About this exercise: Send back all of the records, each one exactly as written.

* * * * *

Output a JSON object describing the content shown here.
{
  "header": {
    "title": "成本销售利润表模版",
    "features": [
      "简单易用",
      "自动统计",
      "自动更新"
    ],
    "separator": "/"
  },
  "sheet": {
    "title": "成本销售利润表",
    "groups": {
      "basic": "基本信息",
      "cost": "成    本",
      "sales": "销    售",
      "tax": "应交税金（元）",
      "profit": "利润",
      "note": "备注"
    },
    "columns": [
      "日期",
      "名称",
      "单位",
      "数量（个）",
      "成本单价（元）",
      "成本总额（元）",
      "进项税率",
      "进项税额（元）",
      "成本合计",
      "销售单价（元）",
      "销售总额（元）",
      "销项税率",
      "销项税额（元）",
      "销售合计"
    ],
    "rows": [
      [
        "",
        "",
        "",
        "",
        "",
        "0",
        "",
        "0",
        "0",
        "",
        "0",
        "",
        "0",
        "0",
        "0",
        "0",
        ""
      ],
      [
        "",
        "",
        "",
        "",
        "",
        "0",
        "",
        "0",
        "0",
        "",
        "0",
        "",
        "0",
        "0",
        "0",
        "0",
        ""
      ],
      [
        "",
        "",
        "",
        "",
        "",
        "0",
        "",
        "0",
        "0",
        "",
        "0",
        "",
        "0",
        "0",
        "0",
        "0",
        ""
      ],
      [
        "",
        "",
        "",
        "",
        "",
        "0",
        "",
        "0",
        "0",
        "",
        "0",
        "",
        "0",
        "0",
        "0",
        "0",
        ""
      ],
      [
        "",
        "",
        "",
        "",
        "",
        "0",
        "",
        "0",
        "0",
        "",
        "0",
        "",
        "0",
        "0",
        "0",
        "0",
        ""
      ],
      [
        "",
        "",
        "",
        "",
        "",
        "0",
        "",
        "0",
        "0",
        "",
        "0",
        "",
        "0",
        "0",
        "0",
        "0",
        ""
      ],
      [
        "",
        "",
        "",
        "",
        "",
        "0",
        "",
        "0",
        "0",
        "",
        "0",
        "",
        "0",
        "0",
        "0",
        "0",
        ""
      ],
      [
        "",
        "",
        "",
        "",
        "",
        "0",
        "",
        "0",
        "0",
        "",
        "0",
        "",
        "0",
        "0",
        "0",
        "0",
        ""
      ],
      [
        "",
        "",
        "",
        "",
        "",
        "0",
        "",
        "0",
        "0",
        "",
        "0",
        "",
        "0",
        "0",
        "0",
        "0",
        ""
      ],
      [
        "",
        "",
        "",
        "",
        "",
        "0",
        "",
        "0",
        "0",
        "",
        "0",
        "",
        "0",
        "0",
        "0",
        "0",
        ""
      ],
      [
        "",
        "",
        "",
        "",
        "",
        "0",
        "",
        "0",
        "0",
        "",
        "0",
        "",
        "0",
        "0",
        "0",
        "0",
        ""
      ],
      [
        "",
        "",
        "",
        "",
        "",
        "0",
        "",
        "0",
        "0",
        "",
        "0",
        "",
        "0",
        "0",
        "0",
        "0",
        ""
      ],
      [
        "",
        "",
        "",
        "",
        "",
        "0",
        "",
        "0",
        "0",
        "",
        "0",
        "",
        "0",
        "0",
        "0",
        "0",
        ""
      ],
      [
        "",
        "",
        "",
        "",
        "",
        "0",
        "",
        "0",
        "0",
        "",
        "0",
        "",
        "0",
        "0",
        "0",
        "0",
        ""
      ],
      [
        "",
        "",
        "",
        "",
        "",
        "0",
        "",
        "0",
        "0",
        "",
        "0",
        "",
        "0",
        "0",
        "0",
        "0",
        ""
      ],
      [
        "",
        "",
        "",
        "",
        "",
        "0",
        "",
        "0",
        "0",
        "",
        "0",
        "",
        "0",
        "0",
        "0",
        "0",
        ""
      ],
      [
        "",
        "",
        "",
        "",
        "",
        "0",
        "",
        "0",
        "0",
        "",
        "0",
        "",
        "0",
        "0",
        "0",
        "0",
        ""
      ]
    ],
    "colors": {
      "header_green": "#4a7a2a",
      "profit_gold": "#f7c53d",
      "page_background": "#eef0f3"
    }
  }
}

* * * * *

Task response:
Output a JSON object describing the content shown here.
{
  "header": {
    "title": "成本销售利润表模版",
    "features": [
      "简单易用",
      "自动统计",
      "自动更新"
    ],
    "separator": "/"
  },
  "sheet": {
    "title": "成本销售利润表",
    "groups": {
      "basic": "基本信息",
      "cost": "成    本",
      "sales": "销    售",
      "tax": "应交税金（元）",
      "profit": "利润",
      "note": "备注"
    },
    "columns": [
      "日期",
      "名称",
      "单位",
      "数量（个）",
      "成本单价（元）",
      "成本总额（元）",
      "进项税率",
      "进项税额（元）",
      "成本合计",
      "销售单价（元）",
      "销售总额（元）",
      "销项税率",
      "销项税额（元）",
      "销售合计"
    ],
    "rows": [
      [
        "",
        "",
        "",
        "",
        "",
        "0",
        "",
        "0",
        "0",
        "",
        "0",
        "",
        "0",
        "0",
        "0",
        "0",
        ""
      ],
      [
        "",
        "",
        "",
        "",
        "",
        "0",
        "",
        "0",
        "0",
        "",
        "0",
        "",
        "0",
        "0",
        "0",
        "0",
        ""
      ],
      [
        "",
        "",
        "",
        "",
        "",
        "0",
        "",
        "0",
        "0",
        "",
        "0",
        "",
        "0",
        "0",
        "0",
        "0",
        ""
      ],
      [
        "",
        "",
        "",
        "",
        "",
        "0",
        "",
        "0",
        "0",
        "",
        "0",
        "",
        "0",
        "0",
        "0",
        "0",
        ""
      ],
      [
        "",
        "",
        "",
        "",
        "",
        "0",
        "",
        "0",
        "0",
        "",
        "0",
        "",
        "0",
        "0",
        "0",
        "0",
        ""
      ],
      [
        "",
        "",
        "",
        "",
        "",
        "0",
        "",
        "0",
        "0",
        "",
        "0",
        "",
        "0",
        "0",
        "0",
        "0",
        ""
      ],
      [
        "",
        "",
        "",
        "",
        "",
        "0",
        "",
        "0",
        "0",
        "",
        "0",
        "",
        "0",
        "0",
        "0",
        "0",
        ""
      ],
      [
        "",
        "",
        "",
        "",
        "",
        "0",
        "",
        "0",
        "0",
        "",
        "0",
        "",
        "0",
        "0",
        "0",
        "0",
        ""
      ],
      [
        "",
        "",
        "",
        "",
        "",
        "0",
        "",
        "0",
        "0",
        "",
        "0",
        "",
        "0",
        "0",
        "0",
        "0",
        ""
      ],
      [
        "",
        "",
        "",
        "",
        "",
        "0",
        "",
        "0",
        "0",
        "",
        "0",
        "",
        "0",
        "0",
        "0",
        "0",
        ""
      ],
      [
        "",
        "",
        "",
        "",
        "",
        "0",
        "",
        "0",
        "0",
        "",
        "0",
        "",
        "0",
        "0",
        "0",
        "0",
        ""
      ],
      [
        "",
        "",
        "",
        "",
        "",
        "0",
        "",
        "0",
        "0",
        "",
        "0",
        "",
        "0",
        "0",
        "0",
        "0",
        ""
      ],
      [
        "",
        "",
        "",
        "",
        "",
        "0",
        "",
        "0",
        "0",
        "",
        "0",
        "",
        "0",
        "0",
        "0",
        "0",
        ""
      ],
      [
        "",
        "",
        "",
        "",
        "",
        "0",
        "",
        "0",
        "0",
        "",
        "0",
        "",
        "0",
        "0",
        "0",
        "0",
        ""
      ],
      [
        "",
        "",
        "",
        "",
        "",
        "0",
        "",
        "0",
        "0",
        "",
        "0",
        "",
        "0",
        "0",
        "0",
        "0",
        ""
      ],
      [
        "",
        "",
        "",
        "",
        "",
        "0",
        "",
        "0",
        "0",
        "",
        "0",
        "",
        "0",
        "0",
        "0",
        "0",
        ""
      ],
      [
        "",
        "",
        "",
        "",
        "",
        "0",
        "",
        "0",
        "0",
        "",
        "0",
        "",
        "0",
        "0",
        "0",
        "0",
        ""
      ]
    ],
    "colors": {
      "header_green": "#4a7a2a",
      "profit_gold": "#f7c53d",
      "page_background": "#eef0f3"
    }
  }
}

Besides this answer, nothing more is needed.